= EXERCISE DIRECTIONS =
Only the text belongs in the copy: repeat each record exactly, without pictures.
Content starts
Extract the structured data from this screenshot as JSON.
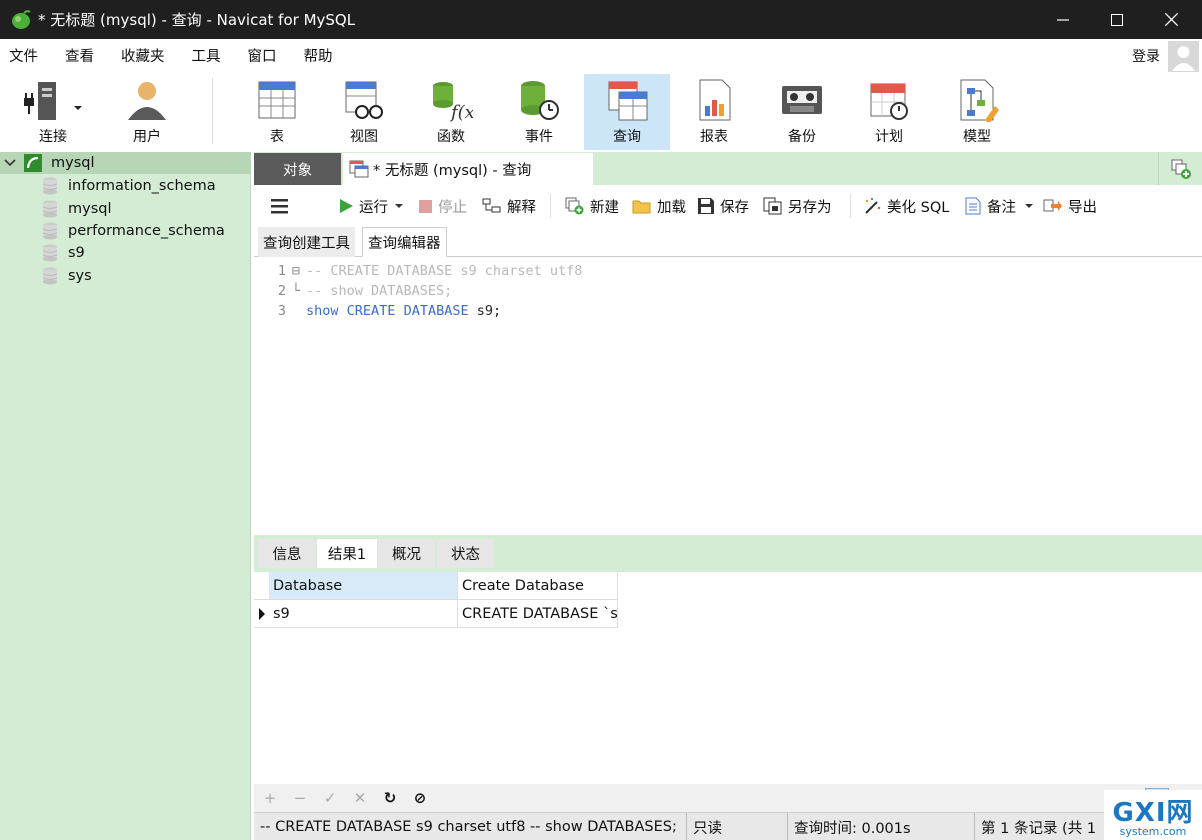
{
  "window": {
    "title": "* 无标题 (mysql) - 查询 - Navicat for MySQL",
    "minimize": "—",
    "maximize": "☐",
    "close": "✕"
  },
  "menu": [
    "文件",
    "查看",
    "收藏夹",
    "工具",
    "窗口",
    "帮助"
  ],
  "account": {
    "login_label": "登录"
  },
  "toolbar": {
    "connect": "连接",
    "user": "用户",
    "table": "表",
    "view": "视图",
    "function": "函数",
    "event": "事件",
    "query": "查询",
    "report": "报表",
    "backup": "备份",
    "schedule": "计划",
    "model": "模型"
  },
  "sidebar": {
    "connection": "mysql",
    "databases": [
      "information_schema",
      "mysql",
      "performance_schema",
      "s9",
      "sys"
    ]
  },
  "tabs": {
    "objects": "对象",
    "query_tab": "* 无标题 (mysql) - 查询"
  },
  "editor_toolbar": {
    "run": "运行",
    "stop": "停止",
    "explain": "解释",
    "new": "新建",
    "load": "加载",
    "save": "保存",
    "save_as": "另存为",
    "beautify": "美化 SQL",
    "comment": "备注",
    "export": "导出"
  },
  "subtabs": {
    "builder": "查询创建工具",
    "editor": "查询编辑器"
  },
  "code": {
    "lines": [
      {
        "num": "1",
        "fold": "⊟",
        "comment": "-- CREATE DATABASE s9 charset utf8"
      },
      {
        "num": "2",
        "fold": "└",
        "comment": "-- show DATABASES;"
      },
      {
        "num": "3",
        "kw1": "show",
        "kw2": "CREATE",
        "kw3": "DATABASE",
        "rest": "s9;"
      }
    ]
  },
  "result_tabs": [
    "信息",
    "结果1",
    "概况",
    "状态"
  ],
  "result_grid": {
    "columns": [
      "Database",
      "Create Database"
    ],
    "rows": [
      [
        "s9",
        "CREATE DATABASE `s"
      ]
    ]
  },
  "grid_toolbar": [
    "+",
    "−",
    "✓",
    "✕",
    "↻",
    "⊘"
  ],
  "status": {
    "sql": "-- CREATE DATABASE s9 charset utf8 -- show DATABASES;",
    "readonly": "只读",
    "query_time": "查询时间: 0.001s",
    "records": "第 1 条记录 (共 1"
  },
  "watermark": {
    "main": "GXI网",
    "sub": "system.com"
  },
  "colors": {
    "sidebar_bg": "#d3ecd3",
    "active_toolbar": "#cde6f7",
    "keyword": "#3b6bd0",
    "comment": "#b8b8b8"
  }
}
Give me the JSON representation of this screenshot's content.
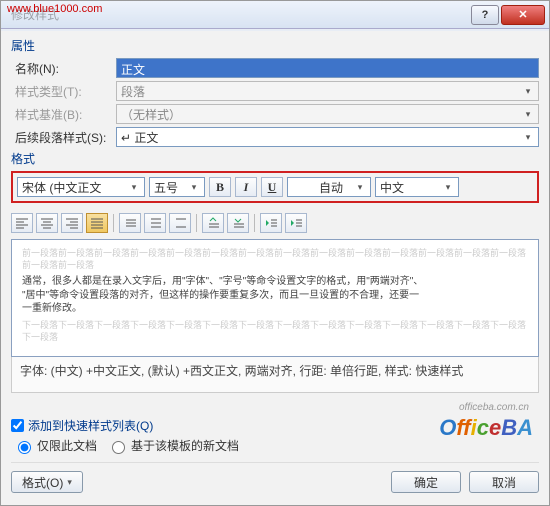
{
  "url_overlay": "www.blue1000.com",
  "titlebar": {
    "title": "修改样式"
  },
  "sections": {
    "properties": "属性",
    "format": "格式"
  },
  "form": {
    "name_label": "名称(N):",
    "name_value": "正文",
    "type_label": "样式类型(T):",
    "type_value": "段落",
    "base_label": "样式基准(B):",
    "base_value": "（无样式）",
    "next_label": "后续段落样式(S):",
    "next_value": "↵ 正文"
  },
  "format_bar": {
    "font": "宋体 (中文正文",
    "size": "五号",
    "bold": "B",
    "italic": "I",
    "underline": "U",
    "color": "自动",
    "lang": "中文"
  },
  "preview": {
    "ghost_before": "前一段落前一段落前一段落前一段落前一段落前一段落前一段落前一段落前一段落前一段落前一段落前一段落前一段落前一段落前一段落前一段落",
    "line1": "通常，很多人都是在录入文字后，用\"字体\"、\"字号\"等命令设置文字的格式，用\"两端对齐\"、",
    "line2": "\"居中\"等命令设置段落的对齐，但这样的操作要重复多次，而且一旦设置的不合理，还要一",
    "line3": "一重新修改。",
    "ghost_after": "下一段落下一段落下一段落下一段落下一段落下一段落下一段落下一段落下一段落下一段落下一段落下一段落下一段落下一段落下一段落"
  },
  "description": "字体: (中文) +中文正文, (默认) +西文正文, 两端对齐, 行距: 单倍行距, 样式: 快速样式",
  "bottom": {
    "add_quick": "添加到快速样式列表(Q)",
    "only_doc": "仅限此文档",
    "based_template": "基于该模板的新文档",
    "format_btn": "格式(O)",
    "ok": "确定",
    "cancel": "取消"
  },
  "watermark": {
    "url": "officeba.com.cn"
  }
}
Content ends
= OUTPUT FOR THIS EXERCISE =
Extract the structured data from this screenshot as JSON.
{
  "window": {
    "title": "* 无标题 (mysql) - 查询 - Navicat for MySQL",
    "minimize": "—",
    "maximize": "☐",
    "close": "✕"
  },
  "menu": [
    "文件",
    "查看",
    "收藏夹",
    "工具",
    "窗口",
    "帮助"
  ],
  "account": {
    "login_label": "登录"
  },
  "toolbar": {
    "connect": "连接",
    "user": "用户",
    "table": "表",
    "view": "视图",
    "function": "函数",
    "event": "事件",
    "query": "查询",
    "report": "报表",
    "backup": "备份",
    "schedule": "计划",
    "model": "模型"
  },
  "sidebar": {
    "connection": "mysql",
    "databases": [
      "information_schema",
      "mysql",
      "performance_schema",
      "s9",
      "sys"
    ]
  },
  "tabs": {
    "objects": "对象",
    "query_tab": "* 无标题 (mysql) - 查询"
  },
  "editor_toolbar": {
    "run": "运行",
    "stop": "停止",
    "explain": "解释",
    "new": "新建",
    "load": "加载",
    "save": "保存",
    "save_as": "另存为",
    "beautify": "美化 SQL",
    "comment": "备注",
    "export": "导出"
  },
  "subtabs": {
    "builder": "查询创建工具",
    "editor": "查询编辑器"
  },
  "code": {
    "lines": [
      {
        "num": "1",
        "fold": "⊟",
        "comment": "-- CREATE DATABASE s9 charset utf8"
      },
      {
        "num": "2",
        "fold": "└",
        "comment": "-- show DATABASES;"
      },
      {
        "num": "3",
        "kw1": "show",
        "kw2": "CREATE",
        "kw3": "DATABASE",
        "rest": "s9;"
      }
    ]
  },
  "result_tabs": [
    "信息",
    "结果1",
    "概况",
    "状态"
  ],
  "result_grid": {
    "columns": [
      "Database",
      "Create Database"
    ],
    "rows": [
      [
        "s9",
        "CREATE DATABASE `s"
      ]
    ]
  },
  "grid_toolbar": [
    "+",
    "−",
    "✓",
    "✕",
    "↻",
    "⊘"
  ],
  "status": {
    "sql": "-- CREATE DATABASE s9 charset utf8 -- show DATABASES;",
    "readonly": "只读",
    "query_time": "查询时间: 0.001s",
    "records": "第 1 条记录 (共 1"
  },
  "watermark": {
    "main": "GXI网",
    "sub": "system.com"
  },
  "colors": {
    "sidebar_bg": "#d3ecd3",
    "active_toolbar": "#cde6f7",
    "keyword": "#3b6bd0",
    "comment": "#b8b8b8"
  }
}
Give me the JSON representation of this screenshot's content.
{
  "url_overlay": "www.blue1000.com",
  "titlebar": {
    "title": "修改样式"
  },
  "sections": {
    "properties": "属性",
    "format": "格式"
  },
  "form": {
    "name_label": "名称(N):",
    "name_value": "正文",
    "type_label": "样式类型(T):",
    "type_value": "段落",
    "base_label": "样式基准(B):",
    "base_value": "（无样式）",
    "next_label": "后续段落样式(S):",
    "next_value": "↵ 正文"
  },
  "format_bar": {
    "font": "宋体 (中文正文",
    "size": "五号",
    "bold": "B",
    "italic": "I",
    "underline": "U",
    "color": "自动",
    "lang": "中文"
  },
  "preview": {
    "ghost_before": "前一段落前一段落前一段落前一段落前一段落前一段落前一段落前一段落前一段落前一段落前一段落前一段落前一段落前一段落前一段落前一段落",
    "line1": "通常，很多人都是在录入文字后，用\"字体\"、\"字号\"等命令设置文字的格式，用\"两端对齐\"、",
    "line2": "\"居中\"等命令设置段落的对齐，但这样的操作要重复多次，而且一旦设置的不合理，还要一",
    "line3": "一重新修改。",
    "ghost_after": "下一段落下一段落下一段落下一段落下一段落下一段落下一段落下一段落下一段落下一段落下一段落下一段落下一段落下一段落下一段落"
  },
  "description": "字体: (中文) +中文正文, (默认) +西文正文, 两端对齐, 行距: 单倍行距, 样式: 快速样式",
  "bottom": {
    "add_quick": "添加到快速样式列表(Q)",
    "only_doc": "仅限此文档",
    "based_template": "基于该模板的新文档",
    "format_btn": "格式(O)",
    "ok": "确定",
    "cancel": "取消"
  },
  "watermark": {
    "url": "officeba.com.cn"
  }
}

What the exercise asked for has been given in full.